TASK DATA:
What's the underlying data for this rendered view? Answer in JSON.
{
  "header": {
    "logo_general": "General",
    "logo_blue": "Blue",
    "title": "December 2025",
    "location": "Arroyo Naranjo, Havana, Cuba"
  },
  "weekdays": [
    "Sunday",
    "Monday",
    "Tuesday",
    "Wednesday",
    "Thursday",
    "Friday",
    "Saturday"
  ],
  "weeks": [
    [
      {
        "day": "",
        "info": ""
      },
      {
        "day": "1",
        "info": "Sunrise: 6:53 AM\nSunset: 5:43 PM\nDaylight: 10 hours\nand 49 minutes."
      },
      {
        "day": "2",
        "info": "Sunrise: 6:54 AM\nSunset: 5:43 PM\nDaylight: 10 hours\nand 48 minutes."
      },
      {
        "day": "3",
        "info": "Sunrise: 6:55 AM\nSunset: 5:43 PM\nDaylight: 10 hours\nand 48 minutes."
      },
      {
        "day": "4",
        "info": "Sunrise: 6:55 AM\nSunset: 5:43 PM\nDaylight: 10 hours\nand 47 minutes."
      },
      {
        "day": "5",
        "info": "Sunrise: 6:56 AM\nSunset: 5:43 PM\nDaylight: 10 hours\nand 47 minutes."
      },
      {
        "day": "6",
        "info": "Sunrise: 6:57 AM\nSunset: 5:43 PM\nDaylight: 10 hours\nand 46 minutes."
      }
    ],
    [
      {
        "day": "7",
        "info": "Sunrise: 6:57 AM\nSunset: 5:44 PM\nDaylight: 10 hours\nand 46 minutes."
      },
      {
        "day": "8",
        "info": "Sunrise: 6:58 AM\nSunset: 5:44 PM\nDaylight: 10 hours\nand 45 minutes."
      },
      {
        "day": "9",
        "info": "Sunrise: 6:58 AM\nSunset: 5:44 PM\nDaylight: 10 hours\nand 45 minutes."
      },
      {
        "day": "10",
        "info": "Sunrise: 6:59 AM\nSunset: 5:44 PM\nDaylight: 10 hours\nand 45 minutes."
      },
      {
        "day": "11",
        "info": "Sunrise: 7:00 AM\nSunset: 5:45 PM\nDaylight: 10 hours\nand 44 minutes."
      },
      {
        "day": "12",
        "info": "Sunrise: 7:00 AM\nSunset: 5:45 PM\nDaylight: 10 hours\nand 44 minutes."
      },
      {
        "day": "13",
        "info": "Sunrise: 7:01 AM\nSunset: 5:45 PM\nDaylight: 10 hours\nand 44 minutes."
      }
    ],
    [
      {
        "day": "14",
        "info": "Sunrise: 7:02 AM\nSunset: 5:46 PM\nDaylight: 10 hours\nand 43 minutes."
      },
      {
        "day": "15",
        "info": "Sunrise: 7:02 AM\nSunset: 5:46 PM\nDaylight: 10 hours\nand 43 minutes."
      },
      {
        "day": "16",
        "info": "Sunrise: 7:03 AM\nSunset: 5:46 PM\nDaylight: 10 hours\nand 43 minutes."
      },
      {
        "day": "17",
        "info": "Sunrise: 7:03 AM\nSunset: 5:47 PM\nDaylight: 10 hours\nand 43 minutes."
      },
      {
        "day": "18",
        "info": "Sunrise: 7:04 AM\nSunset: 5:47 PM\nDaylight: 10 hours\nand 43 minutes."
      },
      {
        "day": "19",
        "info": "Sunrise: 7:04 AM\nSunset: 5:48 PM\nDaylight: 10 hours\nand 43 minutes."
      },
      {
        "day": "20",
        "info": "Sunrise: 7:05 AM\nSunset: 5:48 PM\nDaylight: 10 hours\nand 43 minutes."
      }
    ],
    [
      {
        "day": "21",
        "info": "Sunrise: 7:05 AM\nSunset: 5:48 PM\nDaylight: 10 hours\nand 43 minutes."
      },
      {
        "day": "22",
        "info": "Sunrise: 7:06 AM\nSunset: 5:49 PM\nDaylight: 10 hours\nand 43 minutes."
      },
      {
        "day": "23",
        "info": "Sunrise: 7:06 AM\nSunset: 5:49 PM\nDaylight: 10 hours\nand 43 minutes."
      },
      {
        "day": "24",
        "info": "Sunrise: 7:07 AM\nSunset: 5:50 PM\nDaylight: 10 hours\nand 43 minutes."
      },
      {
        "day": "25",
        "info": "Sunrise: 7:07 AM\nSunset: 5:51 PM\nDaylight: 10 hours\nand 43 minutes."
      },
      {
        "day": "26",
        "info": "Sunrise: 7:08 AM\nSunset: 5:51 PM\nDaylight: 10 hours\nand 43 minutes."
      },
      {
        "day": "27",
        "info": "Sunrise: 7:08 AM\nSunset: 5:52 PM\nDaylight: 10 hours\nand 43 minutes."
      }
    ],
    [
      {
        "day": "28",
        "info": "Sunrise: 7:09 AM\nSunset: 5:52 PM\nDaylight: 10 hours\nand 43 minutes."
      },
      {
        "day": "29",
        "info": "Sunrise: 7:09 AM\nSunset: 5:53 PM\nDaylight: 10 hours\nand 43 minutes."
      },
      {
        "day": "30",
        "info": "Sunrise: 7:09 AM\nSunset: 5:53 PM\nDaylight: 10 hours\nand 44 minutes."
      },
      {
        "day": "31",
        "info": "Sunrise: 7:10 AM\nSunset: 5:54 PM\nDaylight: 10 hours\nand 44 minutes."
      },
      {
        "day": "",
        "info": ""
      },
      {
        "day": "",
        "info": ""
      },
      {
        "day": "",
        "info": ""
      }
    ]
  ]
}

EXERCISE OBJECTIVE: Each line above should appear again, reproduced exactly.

RESPONSE AREA:
What's the underlying data for this rendered view? Answer in JSON.
{
  "header": {
    "logo_general": "General",
    "logo_blue": "Blue",
    "title": "December 2025",
    "location": "Arroyo Naranjo, Havana, Cuba"
  },
  "weekdays": [
    "Sunday",
    "Monday",
    "Tuesday",
    "Wednesday",
    "Thursday",
    "Friday",
    "Saturday"
  ],
  "weeks": [
    [
      {
        "day": "",
        "info": ""
      },
      {
        "day": "1",
        "info": "Sunrise: 6:53 AM\nSunset: 5:43 PM\nDaylight: 10 hours\nand 49 minutes."
      },
      {
        "day": "2",
        "info": "Sunrise: 6:54 AM\nSunset: 5:43 PM\nDaylight: 10 hours\nand 48 minutes."
      },
      {
        "day": "3",
        "info": "Sunrise: 6:55 AM\nSunset: 5:43 PM\nDaylight: 10 hours\nand 48 minutes."
      },
      {
        "day": "4",
        "info": "Sunrise: 6:55 AM\nSunset: 5:43 PM\nDaylight: 10 hours\nand 47 minutes."
      },
      {
        "day": "5",
        "info": "Sunrise: 6:56 AM\nSunset: 5:43 PM\nDaylight: 10 hours\nand 47 minutes."
      },
      {
        "day": "6",
        "info": "Sunrise: 6:57 AM\nSunset: 5:43 PM\nDaylight: 10 hours\nand 46 minutes."
      }
    ],
    [
      {
        "day": "7",
        "info": "Sunrise: 6:57 AM\nSunset: 5:44 PM\nDaylight: 10 hours\nand 46 minutes."
      },
      {
        "day": "8",
        "info": "Sunrise: 6:58 AM\nSunset: 5:44 PM\nDaylight: 10 hours\nand 45 minutes."
      },
      {
        "day": "9",
        "info": "Sunrise: 6:58 AM\nSunset: 5:44 PM\nDaylight: 10 hours\nand 45 minutes."
      },
      {
        "day": "10",
        "info": "Sunrise: 6:59 AM\nSunset: 5:44 PM\nDaylight: 10 hours\nand 45 minutes."
      },
      {
        "day": "11",
        "info": "Sunrise: 7:00 AM\nSunset: 5:45 PM\nDaylight: 10 hours\nand 44 minutes."
      },
      {
        "day": "12",
        "info": "Sunrise: 7:00 AM\nSunset: 5:45 PM\nDaylight: 10 hours\nand 44 minutes."
      },
      {
        "day": "13",
        "info": "Sunrise: 7:01 AM\nSunset: 5:45 PM\nDaylight: 10 hours\nand 44 minutes."
      }
    ],
    [
      {
        "day": "14",
        "info": "Sunrise: 7:02 AM\nSunset: 5:46 PM\nDaylight: 10 hours\nand 43 minutes."
      },
      {
        "day": "15",
        "info": "Sunrise: 7:02 AM\nSunset: 5:46 PM\nDaylight: 10 hours\nand 43 minutes."
      },
      {
        "day": "16",
        "info": "Sunrise: 7:03 AM\nSunset: 5:46 PM\nDaylight: 10 hours\nand 43 minutes."
      },
      {
        "day": "17",
        "info": "Sunrise: 7:03 AM\nSunset: 5:47 PM\nDaylight: 10 hours\nand 43 minutes."
      },
      {
        "day": "18",
        "info": "Sunrise: 7:04 AM\nSunset: 5:47 PM\nDaylight: 10 hours\nand 43 minutes."
      },
      {
        "day": "19",
        "info": "Sunrise: 7:04 AM\nSunset: 5:48 PM\nDaylight: 10 hours\nand 43 minutes."
      },
      {
        "day": "20",
        "info": "Sunrise: 7:05 AM\nSunset: 5:48 PM\nDaylight: 10 hours\nand 43 minutes."
      }
    ],
    [
      {
        "day": "21",
        "info": "Sunrise: 7:05 AM\nSunset: 5:48 PM\nDaylight: 10 hours\nand 43 minutes."
      },
      {
        "day": "22",
        "info": "Sunrise: 7:06 AM\nSunset: 5:49 PM\nDaylight: 10 hours\nand 43 minutes."
      },
      {
        "day": "23",
        "info": "Sunrise: 7:06 AM\nSunset: 5:49 PM\nDaylight: 10 hours\nand 43 minutes."
      },
      {
        "day": "24",
        "info": "Sunrise: 7:07 AM\nSunset: 5:50 PM\nDaylight: 10 hours\nand 43 minutes."
      },
      {
        "day": "25",
        "info": "Sunrise: 7:07 AM\nSunset: 5:51 PM\nDaylight: 10 hours\nand 43 minutes."
      },
      {
        "day": "26",
        "info": "Sunrise: 7:08 AM\nSunset: 5:51 PM\nDaylight: 10 hours\nand 43 minutes."
      },
      {
        "day": "27",
        "info": "Sunrise: 7:08 AM\nSunset: 5:52 PM\nDaylight: 10 hours\nand 43 minutes."
      }
    ],
    [
      {
        "day": "28",
        "info": "Sunrise: 7:09 AM\nSunset: 5:52 PM\nDaylight: 10 hours\nand 43 minutes."
      },
      {
        "day": "29",
        "info": "Sunrise: 7:09 AM\nSunset: 5:53 PM\nDaylight: 10 hours\nand 43 minutes."
      },
      {
        "day": "30",
        "info": "Sunrise: 7:09 AM\nSunset: 5:53 PM\nDaylight: 10 hours\nand 44 minutes."
      },
      {
        "day": "31",
        "info": "Sunrise: 7:10 AM\nSunset: 5:54 PM\nDaylight: 10 hours\nand 44 minutes."
      },
      {
        "day": "",
        "info": ""
      },
      {
        "day": "",
        "info": ""
      },
      {
        "day": "",
        "info": ""
      }
    ]
  ]
}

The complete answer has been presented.